Betsafe introduced a new data breach notification system in preparation for the GDPR, and it mentions this in its Compliance Statement:
Fisher German reviewed its data breach procedures as part of its GDPR compliance process, and also references this in its Compliance Statement:
A key period of the GDPR is storage limitation. You must not store personal data for longer than needed in connection with a specific purpose.
Home-Start Barnet mentions this in its Compliance Statement:
And here's the relevant section from the Compliance Statement of Liverpool Museums:
Note that these sections don't have to be long or specific. Just acknowledge that you have limits in place for retaining data.
The GDPR forced many companies to consider how they went about requesting consent.
Consent must be meaningful under the GDPR. There's no concept of "implied" consent. If you're asking for consent for a particular act of data processing, you should consider whether this fits the GDPR's standards.
If your company has changed the way its approach to requesting consent, you should mention in this in your Compliance Statement.
Here's an example from MISL. MISL has conducted a review of their consent records to ensure that they were obtained in a GDPR-compliant way:
And Hotjar, as a data processor, introduced new consent controls so that its customers could obtain valid consent under the new law.
Under the GDPR, individuals in the EU can exercise certain rights over their personal data. You should state how you can help facilitate data subject rights requests in your Compliance Statement. If you've set up a new system for this, then your Compliance Statement is an opportunity to tell your users about it.
Some companies give a fairly generic explanation of how they handle rights requests. Here's an example from Croner Group:
SurveyMonkey, which is a data processor in most respects, explains in its Compliance Statement how it provides account holders (who are data controllers) with controls that allow them to fulfill data subject rights requests:
Make sure to acknowledge that you're aware of and doing something to facilitate user rights under the GDPR.
Some companies are required to appoint a Data Protection Officer (DPO) to oversee GDPR compliance. If you have appointed a DPO or are planning to, you should mention this in your Compliance Statement.
Here's an example from Cello Health's Compliance Statement:
If you already have a DPO, you might mention that they are overseeing your GDPR compliance efforts, or that they can be contacted with any queries relating to your Compliance Statement.
Here's how Critchleys does this:
Include specific contact information whenever possible, such as the name of the DPO and at least one method to reach out to the DPO.
Companies who are subject to the GDPR but have no base in the EU must appoint an EU Representative. If your company is based in a non-EU country, you should mention that you have made this appointment in your Compliance Statement.
Here's the relevant part of Viafoura's Compliance Statement:
A GDPR Compliance Statement is your company's chance to tell the world about everything it is doing, and everything it's already done, to become GDPR-compliant.

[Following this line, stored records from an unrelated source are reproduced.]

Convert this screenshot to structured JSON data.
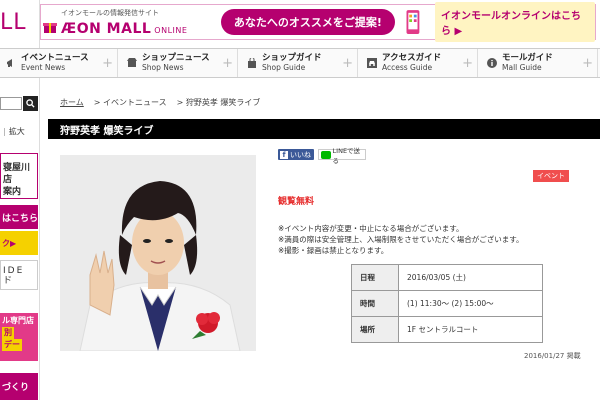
{
  "sidebar": {
    "logo_fragment": "LL",
    "fontsize_label_sep": "|",
    "fontsize_enlarge": "拡大",
    "store_name": "寝屋川店\n案内",
    "here_button": "はこちら",
    "yellow_label": "ク▶",
    "ride_label": "IDE\nド",
    "pink_line1": "ル専門店",
    "pink_line2": "別",
    "pink_line3": "デー",
    "bottom_label": "づくり"
  },
  "banner": {
    "sub_text": "イオンモールの情報発信サイト",
    "brand": "ÆON MALL",
    "brand_suffix": "ONLINE",
    "pill_text": "あなたへのオススメをご提案!",
    "cta_text": "イオンモールオンラインはこちら ▶"
  },
  "nav": {
    "items": [
      {
        "jp": "イベントニュース",
        "en": "Event News",
        "plus": "+"
      },
      {
        "jp": "ショップニュース",
        "en": "Shop News",
        "plus": "+"
      },
      {
        "jp": "ショップガイド",
        "en": "Shop Guide",
        "plus": "+"
      },
      {
        "jp": "アクセスガイド",
        "en": "Access Guide",
        "plus": "+"
      },
      {
        "jp": "モールガイド",
        "en": "Mall Guide",
        "plus": "+"
      }
    ]
  },
  "breadcrumb": {
    "home": "ホーム",
    "crumb2": "> イベントニュース",
    "crumb3": "> 狩野英孝 爆笑ライブ"
  },
  "page": {
    "title": "狩野英孝 爆笑ライブ",
    "fb_label": "いいね",
    "line_label": "LINEで送る",
    "badge": "イベント",
    "free": "観覧無料",
    "note1": "※イベント内容が変更・中止になる場合がございます。",
    "note2": "※満員の際は安全管理上、入場制限をさせていただく場合がございます。",
    "note3": "※撮影・録画は禁止となります。",
    "table": [
      {
        "label": "日程",
        "value": "2016/03/05 (土)"
      },
      {
        "label": "時間",
        "value": "(1) 11:30〜 (2) 15:00〜"
      },
      {
        "label": "場所",
        "value": "1F セントラルコート"
      }
    ],
    "posted": "2016/01/27 掲載"
  },
  "colors": {
    "brand": "#b5006f",
    "accent_red": "#e62b2b",
    "badge_red": "#f04e4e",
    "title_bar": "#000000"
  }
}
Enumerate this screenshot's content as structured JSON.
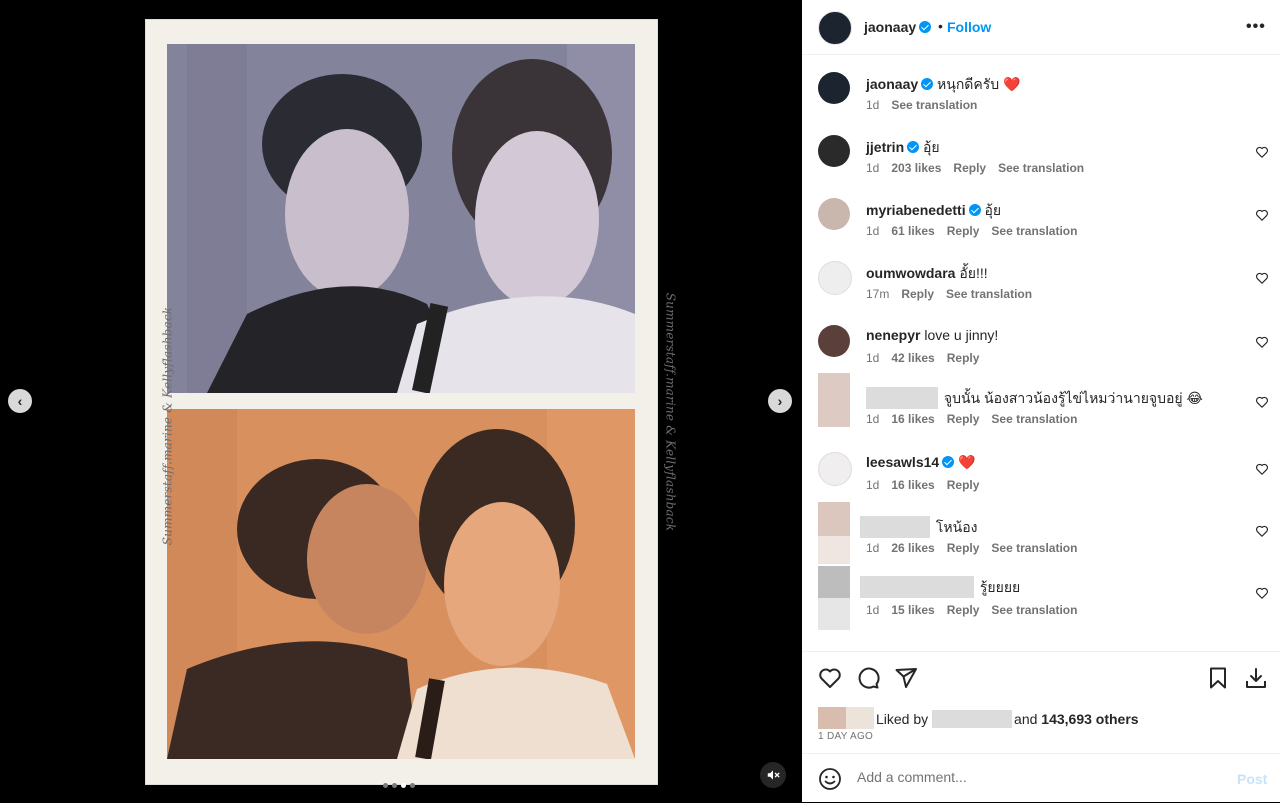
{
  "post": {
    "author": "jaonaay",
    "follow_label": "Follow",
    "separator": "•",
    "more_label": "•••",
    "caption_text": "หนุกดีครับ ❤️",
    "caption_time": "1d",
    "see_translation": "See translation"
  },
  "media": {
    "frame_caption": "Summerstaff.marine & Kellyflashback",
    "carousel_total_dots": 4,
    "carousel_active_dot": 3
  },
  "comments": [
    {
      "username": "jjetrin",
      "verified": true,
      "text": "อุ้ย",
      "time": "1d",
      "likes": "203 likes",
      "reply": "Reply",
      "translate": "See translation"
    },
    {
      "username": "myriabenedetti",
      "verified": true,
      "text": "อุ้ย",
      "time": "1d",
      "likes": "61 likes",
      "reply": "Reply",
      "translate": "See translation"
    },
    {
      "username": "oumwowdara",
      "verified": false,
      "text": "อั้ย!!!",
      "time": "17m",
      "likes": "",
      "reply": "Reply",
      "translate": "See translation"
    },
    {
      "username": "nenepyr",
      "verified": false,
      "text": "love u jinny!",
      "time": "1d",
      "likes": "42 likes",
      "reply": "Reply",
      "translate": ""
    },
    {
      "username": "",
      "verified": false,
      "text": "จูบนั้น น้องสาวน้องรู้ไข่ไหมว่านายจูบอยู่ 😂",
      "time": "1d",
      "likes": "16 likes",
      "reply": "Reply",
      "translate": "See translation"
    },
    {
      "username": "leesawls14",
      "verified": true,
      "text": "❤️",
      "time": "1d",
      "likes": "16 likes",
      "reply": "Reply",
      "translate": ""
    },
    {
      "username": "",
      "verified": false,
      "text": "โหน้อง",
      "time": "1d",
      "likes": "26 likes",
      "reply": "Reply",
      "translate": "See translation"
    },
    {
      "username": "",
      "verified": false,
      "text": "รู้ยยยย",
      "time": "1d",
      "likes": "15 likes",
      "reply": "Reply",
      "translate": "See translation"
    }
  ],
  "actions": {
    "liked_by_prefix": "Liked by",
    "liked_by_and": "and",
    "liked_by_count": "143,693 others",
    "date": "1 DAY AGO"
  },
  "comment_box": {
    "placeholder": "Add a comment...",
    "post_label": "Post"
  },
  "colors": {
    "link_blue": "#0095f6",
    "heart_red": "#ff3040",
    "muted_text": "#737373"
  }
}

You should include information about:
This free, downloadable template includes the following sections:
This article is not a substitute for professional legal advice. This article does not create an attorney-client relationship, nor is it a solicitation to offer legal advice.